DATA SHOWN: Begin
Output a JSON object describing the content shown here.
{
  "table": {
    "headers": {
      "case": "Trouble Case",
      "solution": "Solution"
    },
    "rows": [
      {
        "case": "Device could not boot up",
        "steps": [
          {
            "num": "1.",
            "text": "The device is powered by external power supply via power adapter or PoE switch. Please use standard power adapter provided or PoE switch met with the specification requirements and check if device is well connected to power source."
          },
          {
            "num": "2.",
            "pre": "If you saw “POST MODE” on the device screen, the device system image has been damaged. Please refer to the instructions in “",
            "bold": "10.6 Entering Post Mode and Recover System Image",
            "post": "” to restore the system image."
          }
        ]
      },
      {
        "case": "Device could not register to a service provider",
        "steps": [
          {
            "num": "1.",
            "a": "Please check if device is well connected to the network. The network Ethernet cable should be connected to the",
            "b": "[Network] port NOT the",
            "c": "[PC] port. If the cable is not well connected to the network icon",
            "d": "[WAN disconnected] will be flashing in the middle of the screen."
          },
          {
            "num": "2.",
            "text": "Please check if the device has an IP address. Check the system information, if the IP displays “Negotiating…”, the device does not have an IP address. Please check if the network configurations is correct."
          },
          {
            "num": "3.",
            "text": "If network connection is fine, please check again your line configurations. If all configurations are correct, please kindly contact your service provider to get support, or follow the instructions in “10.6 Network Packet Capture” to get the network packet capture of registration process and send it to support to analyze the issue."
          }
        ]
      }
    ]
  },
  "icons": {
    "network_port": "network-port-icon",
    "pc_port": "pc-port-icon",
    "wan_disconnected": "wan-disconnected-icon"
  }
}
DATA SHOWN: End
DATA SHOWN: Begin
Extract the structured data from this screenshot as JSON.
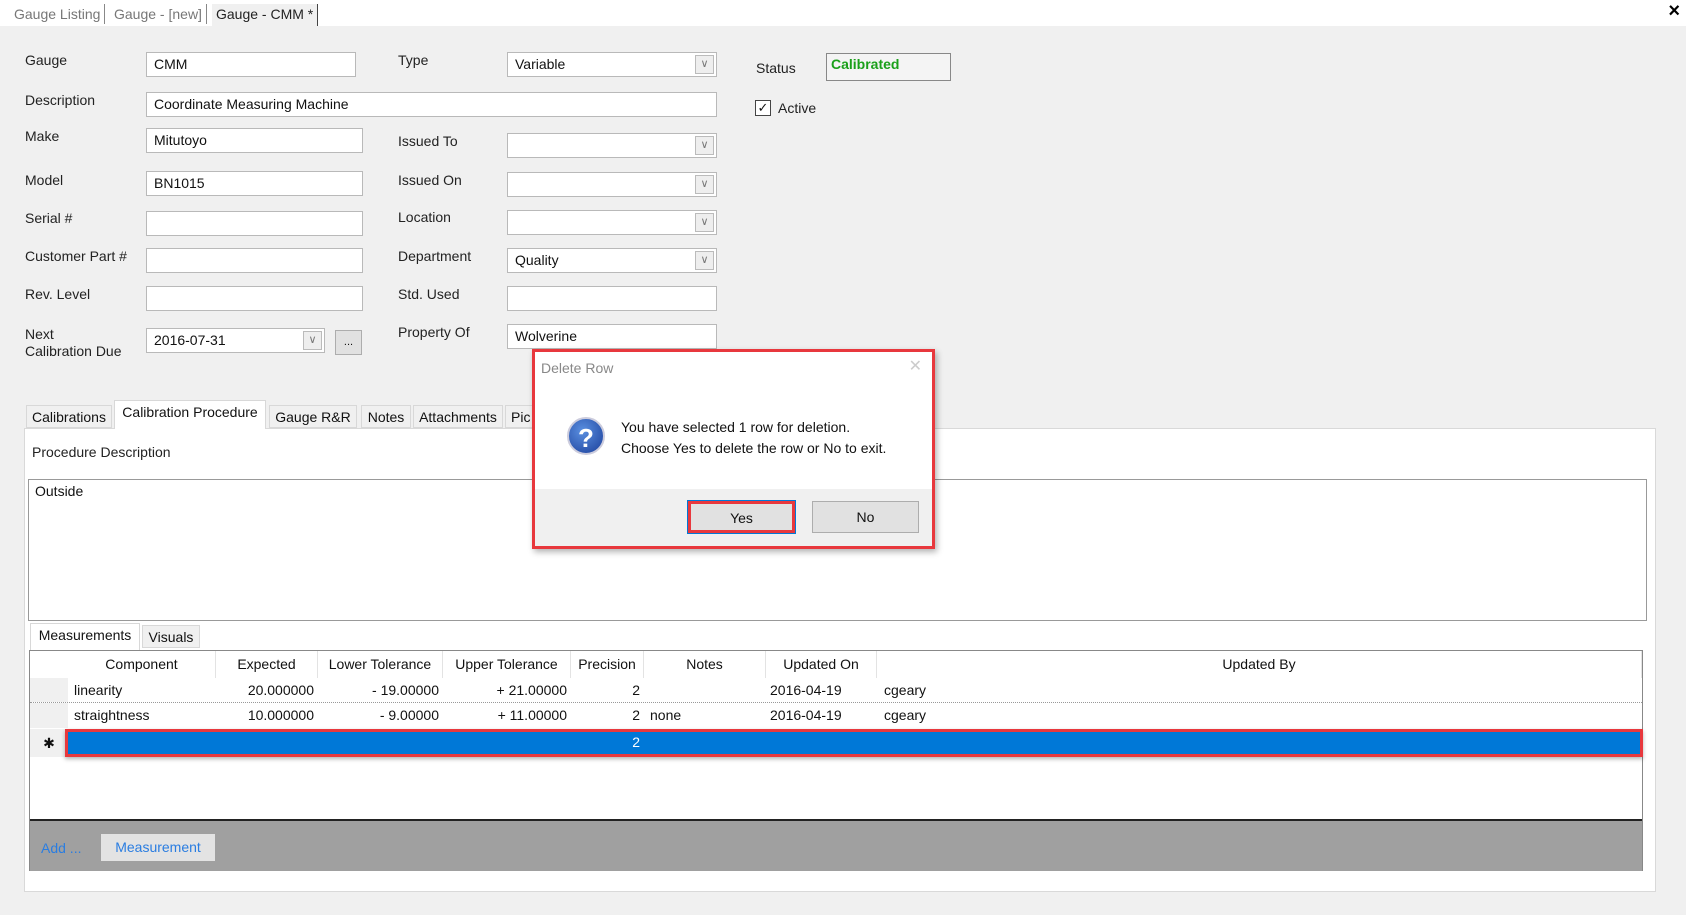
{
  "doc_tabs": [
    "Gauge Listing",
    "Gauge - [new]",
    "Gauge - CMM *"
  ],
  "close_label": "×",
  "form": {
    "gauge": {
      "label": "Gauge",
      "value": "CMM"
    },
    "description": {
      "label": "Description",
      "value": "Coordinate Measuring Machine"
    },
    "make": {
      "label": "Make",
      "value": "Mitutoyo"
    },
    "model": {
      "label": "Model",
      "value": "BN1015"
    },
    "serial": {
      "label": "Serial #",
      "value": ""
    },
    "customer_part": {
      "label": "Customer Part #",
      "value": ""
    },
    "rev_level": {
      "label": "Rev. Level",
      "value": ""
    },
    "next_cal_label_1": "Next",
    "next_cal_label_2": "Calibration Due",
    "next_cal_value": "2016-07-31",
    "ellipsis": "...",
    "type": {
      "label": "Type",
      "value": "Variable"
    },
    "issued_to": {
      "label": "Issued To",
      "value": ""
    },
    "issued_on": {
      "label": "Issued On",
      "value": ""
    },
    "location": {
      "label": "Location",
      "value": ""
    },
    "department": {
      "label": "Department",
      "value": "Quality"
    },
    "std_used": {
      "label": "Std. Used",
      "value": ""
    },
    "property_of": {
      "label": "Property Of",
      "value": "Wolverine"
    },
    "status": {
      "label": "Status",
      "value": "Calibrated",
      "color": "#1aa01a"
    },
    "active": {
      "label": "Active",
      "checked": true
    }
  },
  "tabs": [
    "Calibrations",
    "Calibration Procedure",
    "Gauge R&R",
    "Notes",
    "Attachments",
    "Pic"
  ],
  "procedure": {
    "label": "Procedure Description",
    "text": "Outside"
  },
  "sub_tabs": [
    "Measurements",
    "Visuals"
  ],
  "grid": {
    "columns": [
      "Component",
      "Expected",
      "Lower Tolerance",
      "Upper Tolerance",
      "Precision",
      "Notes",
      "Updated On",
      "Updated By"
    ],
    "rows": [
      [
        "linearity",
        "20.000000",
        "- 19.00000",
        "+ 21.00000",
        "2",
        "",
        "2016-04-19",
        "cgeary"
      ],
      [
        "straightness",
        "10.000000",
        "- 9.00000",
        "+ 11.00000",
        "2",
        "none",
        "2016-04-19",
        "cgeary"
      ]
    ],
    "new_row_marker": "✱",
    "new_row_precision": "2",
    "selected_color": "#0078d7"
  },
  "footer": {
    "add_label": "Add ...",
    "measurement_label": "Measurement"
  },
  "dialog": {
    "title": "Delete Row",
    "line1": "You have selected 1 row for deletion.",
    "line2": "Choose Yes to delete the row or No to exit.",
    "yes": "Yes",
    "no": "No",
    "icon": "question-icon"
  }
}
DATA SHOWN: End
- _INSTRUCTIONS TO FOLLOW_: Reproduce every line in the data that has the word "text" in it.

- _SOLUTION TO THIS EXERCISE_:
            "text": "The device is powered by external power supply via power adapter or PoE switch. Please use standard power adapter provided or PoE switch met with the specification requirements and check if device is well connected to power source."
            "text": "Please check if the device has an IP address. Check the system information, if the IP displays “Negotiating…”, the device does not have an IP address. Please check if the network configurations is correct."
            "text": "If network connection is fine, please check again your line configurations. If all configurations are correct, please kindly contact your service provider to get support, or follow the instructions in “10.6 Network Packet Capture” to get the network packet capture of registration process and send it to support to analyze the issue."
    "text": "Outside"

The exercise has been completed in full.